A very important five-letter word attracts members that need these products—and it’s not “price.” (Although that matters too.)
The most obvious reason a member—or non-member, if your credit union sells insurance through a credit union service organization—might go to a CU for insurance rather than an insurance company or some other provider is this: “They trust their credit union,” says CUES member Jim Sarver, SVP/member experience and financial life planning at $1.8 billion Lake Trust Credit Union, Brighton, Michigan.
“I think most members trust their credit unions,” he adds. “So when we get products and services like this out in front of them, they listen to us.”

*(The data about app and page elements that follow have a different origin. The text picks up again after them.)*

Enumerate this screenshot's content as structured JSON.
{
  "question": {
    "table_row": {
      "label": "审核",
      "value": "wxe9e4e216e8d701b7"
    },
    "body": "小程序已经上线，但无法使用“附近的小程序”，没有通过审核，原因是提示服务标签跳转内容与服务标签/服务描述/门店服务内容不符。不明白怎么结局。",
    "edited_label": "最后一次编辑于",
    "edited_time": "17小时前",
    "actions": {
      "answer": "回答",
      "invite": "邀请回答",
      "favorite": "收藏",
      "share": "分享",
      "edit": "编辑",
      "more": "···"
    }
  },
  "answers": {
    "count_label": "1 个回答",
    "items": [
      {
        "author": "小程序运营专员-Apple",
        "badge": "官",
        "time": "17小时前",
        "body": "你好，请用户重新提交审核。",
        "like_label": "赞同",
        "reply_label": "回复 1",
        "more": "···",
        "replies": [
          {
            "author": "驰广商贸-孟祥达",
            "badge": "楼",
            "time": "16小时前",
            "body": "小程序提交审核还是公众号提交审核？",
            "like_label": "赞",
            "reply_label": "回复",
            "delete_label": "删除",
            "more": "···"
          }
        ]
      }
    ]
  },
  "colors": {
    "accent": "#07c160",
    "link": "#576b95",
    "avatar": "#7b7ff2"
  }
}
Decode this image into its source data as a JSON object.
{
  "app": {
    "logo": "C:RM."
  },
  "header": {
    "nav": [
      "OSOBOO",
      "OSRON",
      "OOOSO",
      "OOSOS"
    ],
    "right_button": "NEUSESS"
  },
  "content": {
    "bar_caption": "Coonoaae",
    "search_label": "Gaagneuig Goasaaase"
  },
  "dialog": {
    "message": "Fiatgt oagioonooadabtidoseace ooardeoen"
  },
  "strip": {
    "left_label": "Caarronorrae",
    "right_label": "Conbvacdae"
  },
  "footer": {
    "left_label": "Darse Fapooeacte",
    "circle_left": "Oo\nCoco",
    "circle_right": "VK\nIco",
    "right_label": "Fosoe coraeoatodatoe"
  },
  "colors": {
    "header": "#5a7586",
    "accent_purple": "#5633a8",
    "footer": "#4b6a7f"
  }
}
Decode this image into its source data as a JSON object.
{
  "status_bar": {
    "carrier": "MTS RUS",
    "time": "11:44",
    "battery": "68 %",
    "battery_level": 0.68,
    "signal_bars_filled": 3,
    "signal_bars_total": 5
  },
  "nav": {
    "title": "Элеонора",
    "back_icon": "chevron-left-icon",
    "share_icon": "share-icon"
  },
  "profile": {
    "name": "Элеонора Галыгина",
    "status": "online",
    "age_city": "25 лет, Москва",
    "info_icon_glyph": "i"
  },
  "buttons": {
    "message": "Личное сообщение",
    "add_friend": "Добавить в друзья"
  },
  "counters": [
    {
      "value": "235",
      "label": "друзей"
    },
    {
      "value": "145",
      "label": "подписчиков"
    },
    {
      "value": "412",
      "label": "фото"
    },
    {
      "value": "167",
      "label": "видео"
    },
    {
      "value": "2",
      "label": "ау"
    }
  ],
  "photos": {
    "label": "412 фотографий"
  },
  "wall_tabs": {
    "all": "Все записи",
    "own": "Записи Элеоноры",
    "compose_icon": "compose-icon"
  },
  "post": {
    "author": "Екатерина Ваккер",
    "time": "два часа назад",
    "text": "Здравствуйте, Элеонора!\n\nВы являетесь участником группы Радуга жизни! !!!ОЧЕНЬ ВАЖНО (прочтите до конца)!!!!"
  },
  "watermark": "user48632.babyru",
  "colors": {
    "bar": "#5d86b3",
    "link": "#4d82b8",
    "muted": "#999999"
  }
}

An example of that theory put into practice is SELCO Community Credit Union’s Medicare product. “Medicare is really overwhelming,” says Nick Bloxham, VP/insurance services at the $1.6 billion CU based in Eugene, Oregon. “When you’re 64 1/2, your mailbox just gets chucked full of advertisements and letters. Most people don’t know what to do with that. They don’t know how to navigate all those options on their own. They want to talk with somebody about it—and that’s where we come in.”
The credit union sends its members a card as their 65th birthday approaches that says, “Give us a call when you’re ready to start thinking about Medicare.”
“And a lot of them do,” Bloxham shares. “They say they call us rather than one of the million other mailers they got because they trust us.”
As is often the case, cost plays a role, too. Credit unions have an opportunity to be competitive.
“We don’t mark up our products nearly as much as … other places do, like car dealerships,” says Curtis Onofri, VP/lending at $246 million Pathways Financial Credit Union, Columbus, Ohio. “If you go buy a gap policy from them, they charge anywhere from $600 to over $1,000. Our policy is only $345 right now.
“We’re passing along that product to our members at a very low cost,” he adds, “and that makes a big difference.”
Of course, all of this only matters if consumers are aware your credit union sells insurance. And most are not. Although Lake Trust CU works hard to get the word out about it, Sarver says, “many of our members still don’t know we offer insurance.”
The solution, he says, is to “keep the message out in front of them. We as credit unions have a lot of messages we want to send to our members, so we have to do it in a way that doesn’t create chaos. But we still have to do it.”
Eventually, the insurance messages will stick. “As we develop that full financial relationship with our members,” Sarver predicts, “they’ll look to us more and more for things like this.”
Bryan Ochalla is a former editor of CU Management who writes from Austin, Texas.